The Greening Of Portland

Posted on March 10, 2013 by


About a year and a half ago, then Portland mayor Sammy Adams and his cohorts on the Portland City Council decreed a radical, “green” approach to waste disposal: they sent little plastic slop buckets (made in Canada, naturally) out to virtually every house in the city, and cut garbage pickups to twice a month – with no reduction in rates, of course. Their great, “green and sustainable” idea was that everyone would collect their food waste scraps in the slop bucket, then dump the contents into their yard debris container – which would henceforth be picked up weekly, along with paper and metal recycling, rather than twice monthly.

The city’s dozens of highly-compensated employees at the “Bureau of Planning and Sustainability” bombarded residents with fliers (printed on recycled paper with “sustainable” soy inks, of course) which informed us all that they realize that “change is hard” and offered helpful tips for managing our slop buckets, such as lining them with newspaper, and cleaning the residue out of our yard debris bins (use a hose, and don’t allow the runoff into storm sewers). These know-it-all thirty-somethings were almost as irritating as the mandate itself.

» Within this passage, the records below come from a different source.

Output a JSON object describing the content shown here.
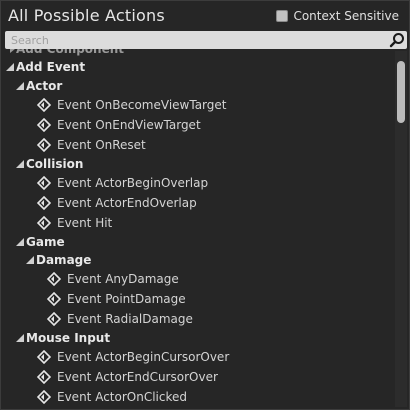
{
  "header": {
    "title": "All Possible Actions",
    "context_sensitive_label": "Context Sensitive",
    "context_sensitive_checked": false
  },
  "search": {
    "placeholder": "Search",
    "value": ""
  },
  "tree": {
    "partial_top_label": "Add Component",
    "add_event": {
      "label": "Add Event",
      "actor": {
        "label": "Actor",
        "items": [
          "Event OnBecomeViewTarget",
          "Event OnEndViewTarget",
          "Event OnReset"
        ]
      },
      "collision": {
        "label": "Collision",
        "items": [
          "Event ActorBeginOverlap",
          "Event ActorEndOverlap",
          "Event Hit"
        ]
      },
      "game": {
        "label": "Game",
        "damage": {
          "label": "Damage",
          "items": [
            "Event AnyDamage",
            "Event PointDamage",
            "Event RadialDamage"
          ]
        }
      },
      "mouse_input": {
        "label": "Mouse Input",
        "items": [
          "Event ActorBeginCursorOver",
          "Event ActorEndCursorOver",
          "Event ActorOnClicked"
        ]
      }
    }
  },
  "icons": {
    "search": "magnifier-icon",
    "expand": "triangle-expanded-icon",
    "event": "event-node-icon"
  },
  "colors": {
    "background": "#262626",
    "text": "#d4d4d4",
    "search_bg": "#dcdcdc",
    "scroll_thumb": "#bcbcbc"
  }
}
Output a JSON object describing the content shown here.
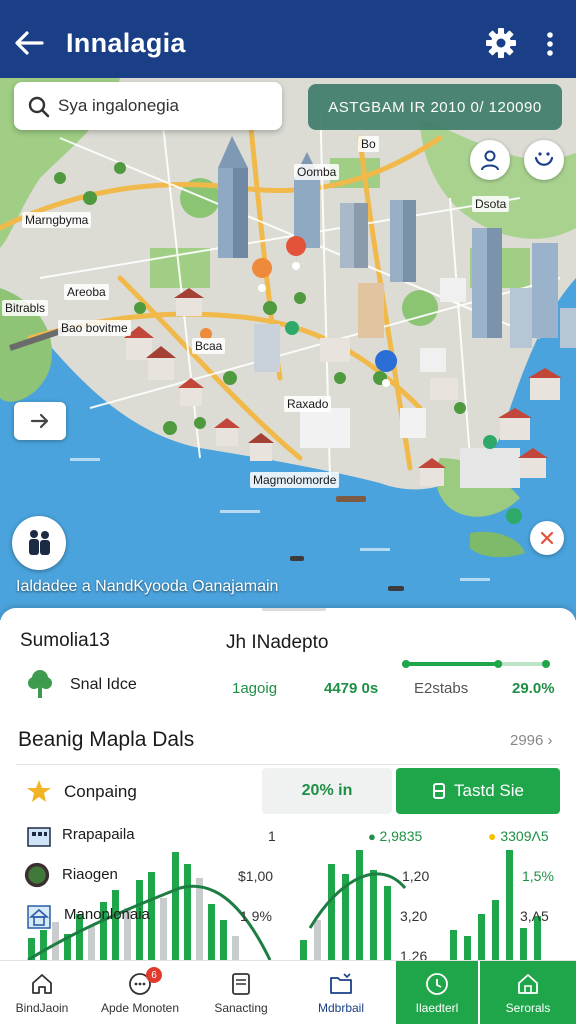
{
  "app_bar": {
    "title": "Innalagia"
  },
  "map": {
    "search": {
      "value": "Sya ingalonegia"
    },
    "coords_text": "ASTGBAM  IR 2010 0/ 120090",
    "labels": [
      "Marngbyma",
      "Areoba",
      "Bao bovitme",
      "Bitrabls",
      "Bcaa",
      "Oomba",
      "Bo",
      "Raxado",
      "Dsota",
      "Magmolomorde"
    ],
    "caption": "Ialdadee a NandKyooda Oanajamain"
  },
  "sheet": {
    "left_title": "Sumolia13",
    "mid_title": "Jh INadepto",
    "tree_label": "Snal Idce",
    "progress": 0.65,
    "stats": [
      "1agoig",
      "4479 0s",
      "E2stabs",
      "29.0%"
    ],
    "section_title": "Beanig Mapla Dals",
    "section_more": "2996",
    "row_title": "Conpaing",
    "chip_label": "20% in",
    "cta_label": "Tastd Sie",
    "rows": [
      "Rrapapaila",
      "Riaogen",
      "Manonlonaia"
    ],
    "col1_numbers": [
      "1",
      "$1,00",
      "1 9%"
    ],
    "col2_numbers": [
      "2,9835",
      "1,20",
      "3,20",
      "1,26"
    ],
    "col3_numbers": [
      "3309Λ5",
      "1,5%",
      "3,Λ5"
    ],
    "colors": {
      "green": "#1fa64a",
      "navy": "#1b3f86",
      "chart_gray": "#c9cccc"
    }
  },
  "nav": {
    "items": [
      {
        "label": "BindJaoin",
        "icon": "home-icon"
      },
      {
        "label": "Apde Monoten",
        "icon": "chat-icon",
        "badge": "6"
      },
      {
        "label": "Sanacting",
        "icon": "document-icon"
      },
      {
        "label": "Mdbrbail",
        "icon": "folder-icon"
      },
      {
        "label": "Ilaedterl",
        "icon": "compass-icon"
      },
      {
        "label": "Serorals",
        "icon": "building-icon"
      }
    ]
  }
}
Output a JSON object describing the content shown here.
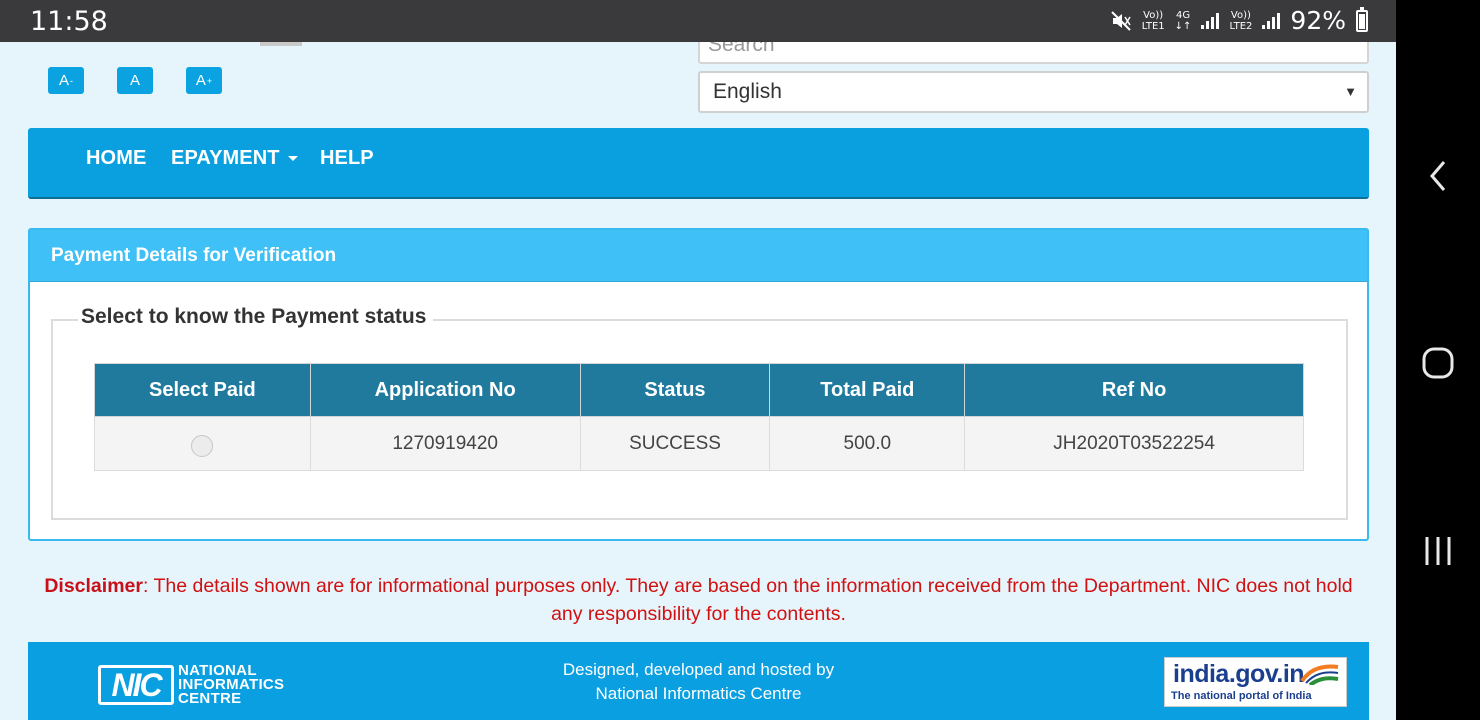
{
  "status_bar": {
    "time": "11:58",
    "sim1_top": "Vo))",
    "sim1_bottom": "LTE1",
    "net_top": "4G",
    "net_bottom": "↓↑",
    "sim2_top": "Vo))",
    "sim2_bottom": "LTE2",
    "battery": "92%"
  },
  "header": {
    "font_buttons": [
      "A",
      "A",
      "A"
    ],
    "font_button_sups": [
      "-",
      "",
      "+"
    ],
    "search_placeholder": "Search",
    "language": "English"
  },
  "menu": {
    "items": [
      "HOME",
      "EPAYMENT",
      "HELP"
    ]
  },
  "panel": {
    "title": "Payment Details for Verification",
    "legend": "Select to know the Payment status",
    "columns": [
      "Select Paid",
      "Application No",
      "Status",
      "Total Paid",
      "Ref No"
    ],
    "rows": [
      {
        "application_no": "1270919420",
        "status": "SUCCESS",
        "total_paid": "500.0",
        "ref_no": "JH2020T03522254"
      }
    ]
  },
  "disclaimer": {
    "label": "Disclaimer",
    "text": ": The details shown are for informational purposes only. They are based on the information received from the Department. NIC does not hold any responsibility for the contents."
  },
  "footer": {
    "line1": "Designed, developed and hosted by",
    "line2": "National Informatics Centre",
    "nic_mark": "NIC",
    "nic_words": [
      "NATIONAL",
      "INFORMATICS",
      "CENTRE"
    ],
    "india_portal": "india.gov.in",
    "india_portal_sub": "The national portal of India"
  },
  "colors": {
    "menu_bg": "#0aa0e0",
    "table_header": "#1f7a9d",
    "panel_head": "#3fc0f7",
    "disclaimer": "#d21010"
  },
  "icons": [
    "mute-icon",
    "signal-icon",
    "battery-icon",
    "back-icon",
    "home-icon",
    "recents-icon",
    "caret-down-icon",
    "radio-icon"
  ]
}
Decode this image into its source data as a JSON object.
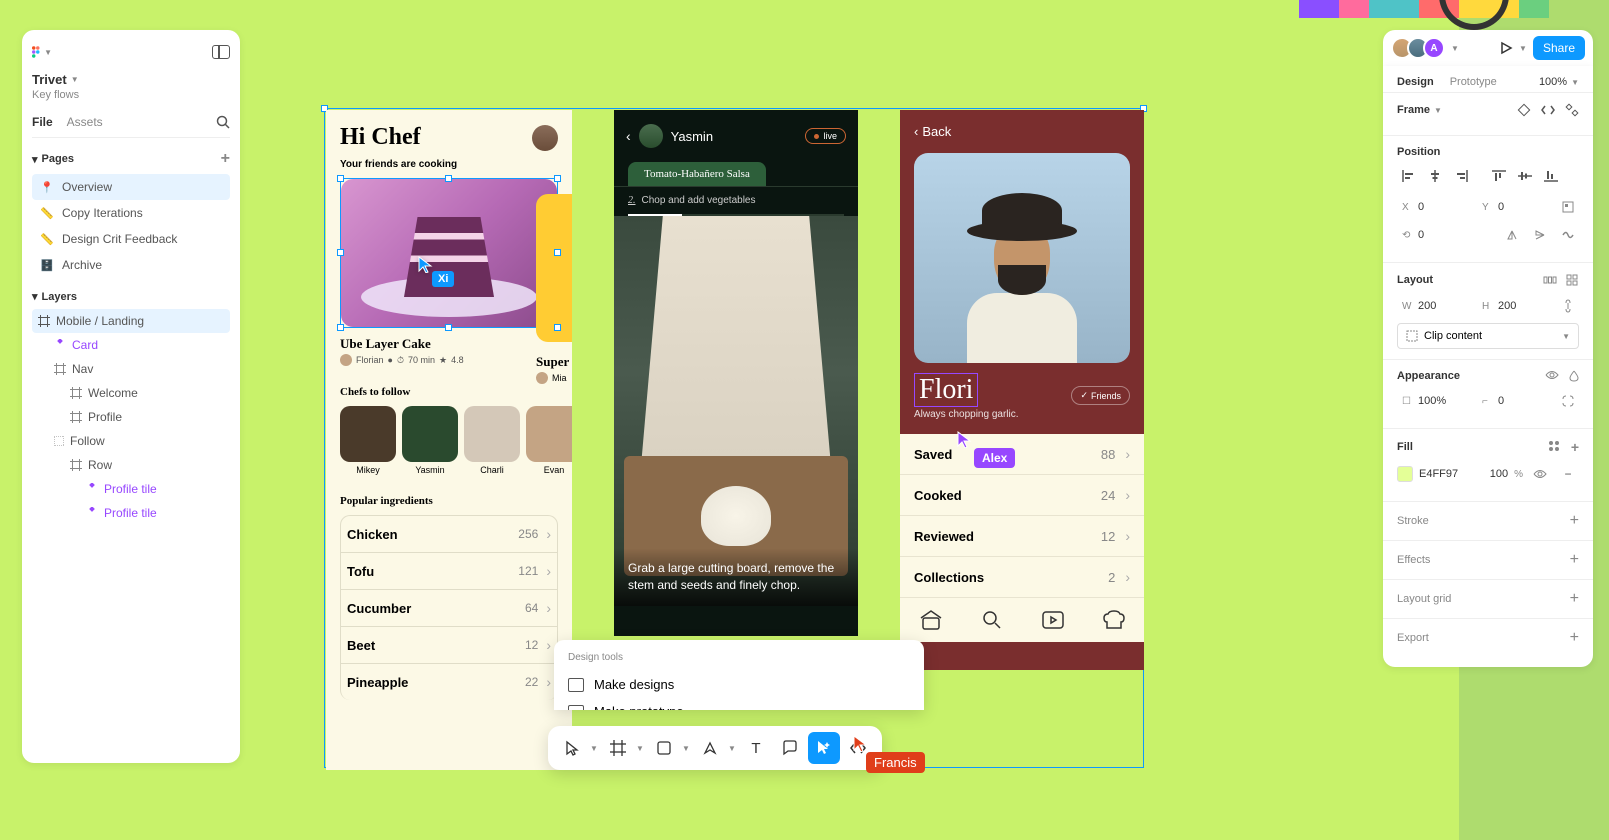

But speaking of irritating…

The yard debris and food waste was trucked to tiny North Plains, conveniently located just outside, the Urban Growth Boundary, where it was all to be composted, along with restaurant and grocery food waste. Unsurprisingly, the resulting stench angered nearby residents, and even people passing by on Highway 26. The operation generated well over a thousand complaints as the “composting” meats, bones, and whatnot rotted, and eventually the state DEQ as well as Washington County officials were drawn into the fray.

The result was that commercial food waste could no longer be accepted at the recycling depot, and its total volume of acceptable waste was capped. Monitoring measures were also instituted in order to ensure that the stink remained under some degree of control.

Thus, the brain-trust at Portland and Metro began casting about for another place to “compost” the commercial food waste. Curiously enough, nobody in the surrounding communities wanted anything to do with the stuff, and apparently there was insufficient room in mayor Sammy’s back yard. But they remained undeterred; they certainly weren’t about to allow kitchen scraps to go into the trash – wouldn’t be “green and sustainable”, after all. And never mind the fact that a lot of Portland residents had been composting waste vegetables and plant debris in their back yards for years without issue; the brain-trust had decided there was a problem, and there was no turning them back.

At length, they hit upon a “green and sustainable” solution: they’re going to truck the stuff nearly 230 miles away to Stanwood, Washington, which is located on Camano Island in Puget Sound, about half-way between Seattle and Vancouver, B.C. The fact that transporting the garbage will consume tremendous amounts of diesel fuel over the 460-mile round trip, and will generate equally tremendous volumes of exhaust has apparently never entered the collective mind of the Portland brain-trust; it appears that the fact that the environmental cost of transport will dwarf any potential environmental benefit derived from their “green and sustainable” composting project has never crossed their mind, as well.

On the bright side, the exhaust will primarily impact Washington’s air-shed, so the Portland air-shed can remain relatively unsullied. The decision may also placate Washington County residents, while affording Portland and Metro yet another excuse to demand construction of a new I-5 bridge over the Columbia River. Their insistence upon extending light rail from Portland into Vancouver, Washington as part of a new bridge might make sense – if they extended the light rail line to Camano Island and loaded the garbage into trains.

cross-posted from MaxRedline

linked by Doug Ross, thanks!